● **AVAILABLE RECORDS**
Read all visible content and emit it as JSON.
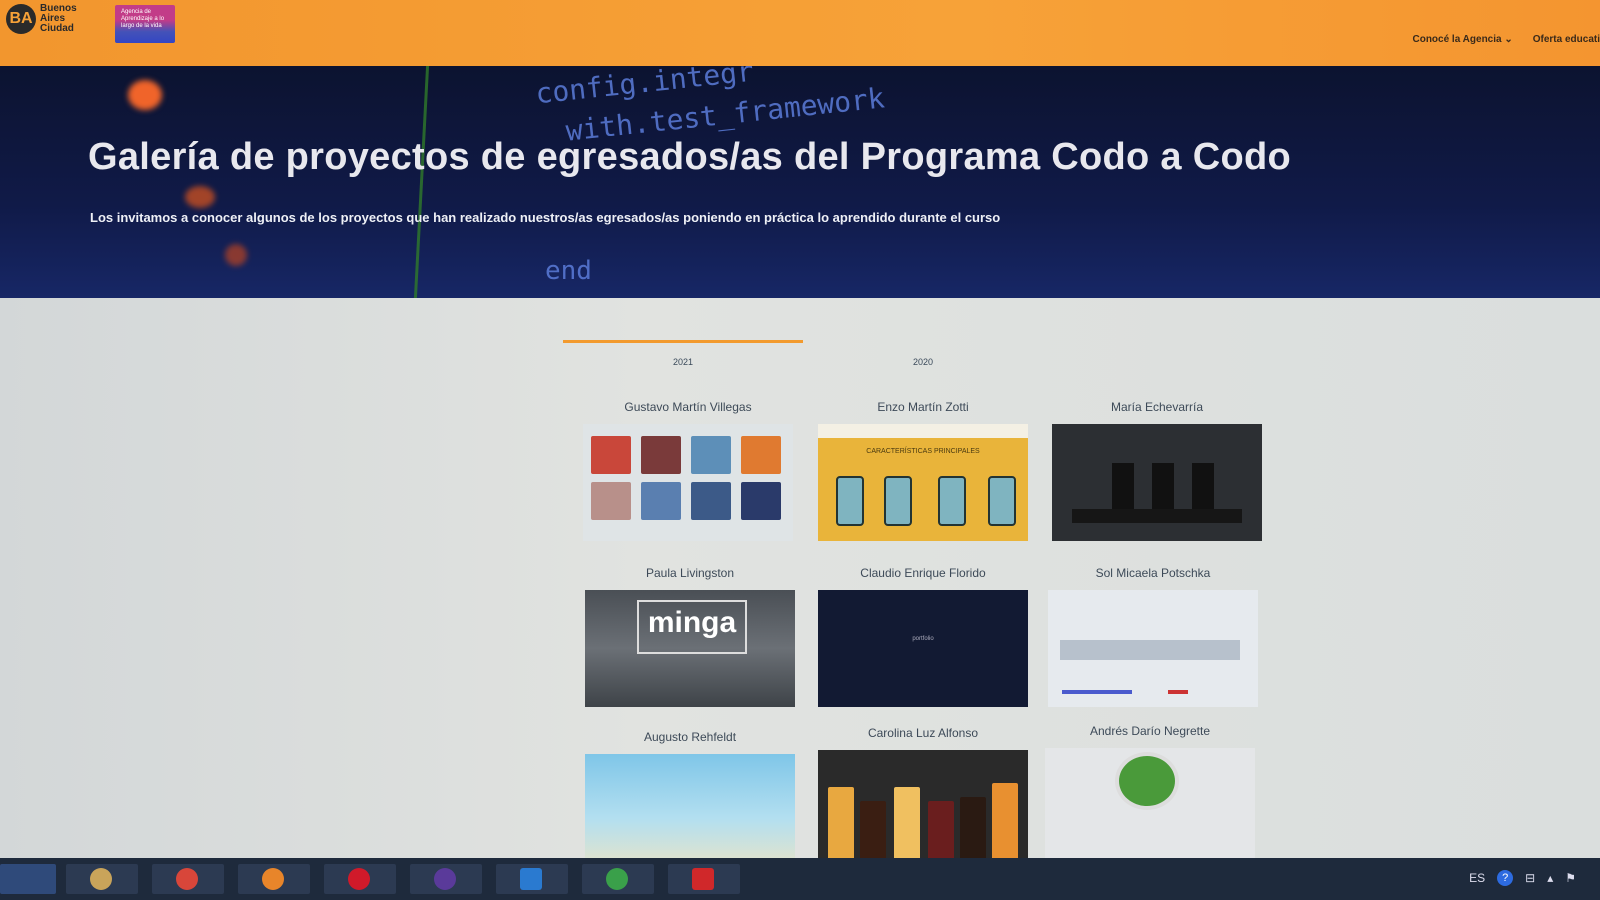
{
  "header": {
    "logo_initial": "BA",
    "logo_text": "Buenos Aires Ciudad",
    "agencia_text": "Agencia de Aprendizaje a lo largo de la vida",
    "nav": [
      "Conocé la Agencia ⌄",
      "Oferta educati"
    ]
  },
  "hero": {
    "code_lines": [
      "config.integr",
      "with.test_framework",
      "end"
    ],
    "title": "Galería de proyectos de egresados/as del Programa Codo a Codo",
    "subtitle": "Los invitamos a conocer algunos de los proyectos que han realizado nuestros/as egresados/as poniendo en práctica lo aprendido durante el curso"
  },
  "tabs": [
    "2021",
    "2020"
  ],
  "projects": [
    {
      "name": "Gustavo Martín Villegas"
    },
    {
      "name": "Enzo Martín Zotti",
      "thumb_heading": "CARACTERÍSTICAS PRINCIPALES"
    },
    {
      "name": "María Echevarría"
    },
    {
      "name": "Paula Livingston",
      "thumb_logo": "minga"
    },
    {
      "name": "Claudio Enrique Florido",
      "thumb_text": "portfolio"
    },
    {
      "name": "Sol Micaela Potschka"
    },
    {
      "name": "Augusto Rehfeldt"
    },
    {
      "name": "Carolina Luz Alfonso"
    },
    {
      "name": "Andrés Darío Negrette"
    }
  ],
  "taskbar": {
    "lang": "ES",
    "help": "?"
  },
  "colors": {
    "header_orange": "#f7a238",
    "hero_navy": "#101a48",
    "tab_active": "#f29a2e"
  }
}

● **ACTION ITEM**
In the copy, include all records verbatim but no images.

● **OUTPUT**
Read all visible content and emit it as JSON.
{
  "header": {
    "logo_initial": "BA",
    "logo_text": "Buenos Aires Ciudad",
    "agencia_text": "Agencia de Aprendizaje a lo largo de la vida",
    "nav": [
      "Conocé la Agencia ⌄",
      "Oferta educati"
    ]
  },
  "hero": {
    "code_lines": [
      "config.integr",
      "with.test_framework",
      "end"
    ],
    "title": "Galería de proyectos de egresados/as del Programa Codo a Codo",
    "subtitle": "Los invitamos a conocer algunos de los proyectos que han realizado nuestros/as egresados/as poniendo en práctica lo aprendido durante el curso"
  },
  "tabs": [
    "2021",
    "2020"
  ],
  "projects": [
    {
      "name": "Gustavo Martín Villegas"
    },
    {
      "name": "Enzo Martín Zotti",
      "thumb_heading": "CARACTERÍSTICAS PRINCIPALES"
    },
    {
      "name": "María Echevarría"
    },
    {
      "name": "Paula Livingston",
      "thumb_logo": "minga"
    },
    {
      "name": "Claudio Enrique Florido",
      "thumb_text": "portfolio"
    },
    {
      "name": "Sol Micaela Potschka"
    },
    {
      "name": "Augusto Rehfeldt"
    },
    {
      "name": "Carolina Luz Alfonso"
    },
    {
      "name": "Andrés Darío Negrette"
    }
  ],
  "taskbar": {
    "lang": "ES",
    "help": "?"
  },
  "colors": {
    "header_orange": "#f7a238",
    "hero_navy": "#101a48",
    "tab_active": "#f29a2e"
  }
}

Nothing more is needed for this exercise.